Problem statement: Each entry below must be repeated exactly. Leave the pictures out of it.

------ The input ------

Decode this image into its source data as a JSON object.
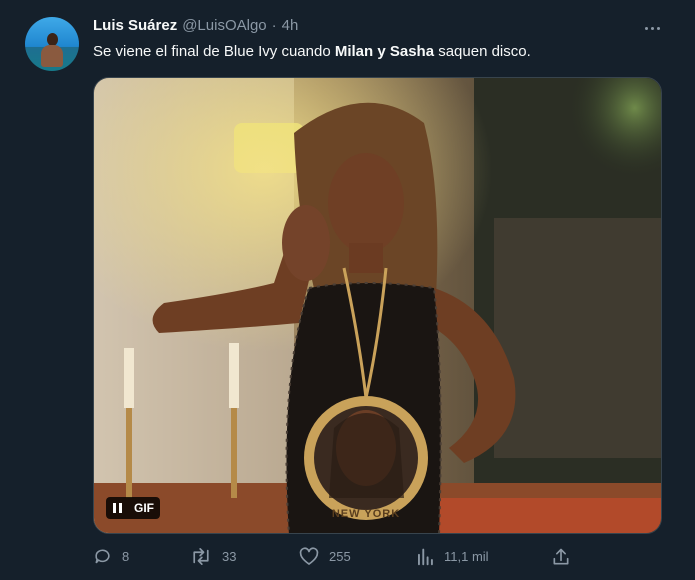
{
  "tweet": {
    "author_name": "Luis Suárez",
    "handle": "@LuisOAlgo",
    "separator": "·",
    "time": "4h",
    "text_parts": [
      "Se viene el final de Blue Ivy cuando ",
      "Milan y Sasha",
      " saquen disco."
    ],
    "media": {
      "badge": "GIF",
      "pendant_text": "NEW YORK"
    }
  },
  "actions": {
    "replies": "8",
    "retweets": "33",
    "likes": "255",
    "views": "11,1 mil"
  },
  "colors": {
    "background": "#15202b",
    "text": "#f7f9f9",
    "secondary": "#8b98a5",
    "border": "#38444d"
  },
  "icons": [
    "avatar",
    "more-icon",
    "pause-icon",
    "reply-icon",
    "retweet-icon",
    "like-icon",
    "views-icon",
    "share-icon"
  ]
}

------

Answer section:
Decode this image into its source data as a JSON object.
{
  "tweet": {
    "author_name": "Luis Suárez",
    "handle": "@LuisOAlgo",
    "separator": "·",
    "time": "4h",
    "text_parts": [
      "Se viene el final de Blue Ivy cuando ",
      "Milan y Sasha",
      " saquen disco."
    ],
    "media": {
      "badge": "GIF",
      "pendant_text": "NEW YORK"
    }
  },
  "actions": {
    "replies": "8",
    "retweets": "33",
    "likes": "255",
    "views": "11,1 mil"
  },
  "colors": {
    "background": "#15202b",
    "text": "#f7f9f9",
    "secondary": "#8b98a5",
    "border": "#38444d"
  },
  "icons": [
    "avatar",
    "more-icon",
    "pause-icon",
    "reply-icon",
    "retweet-icon",
    "like-icon",
    "views-icon",
    "share-icon"
  ]
}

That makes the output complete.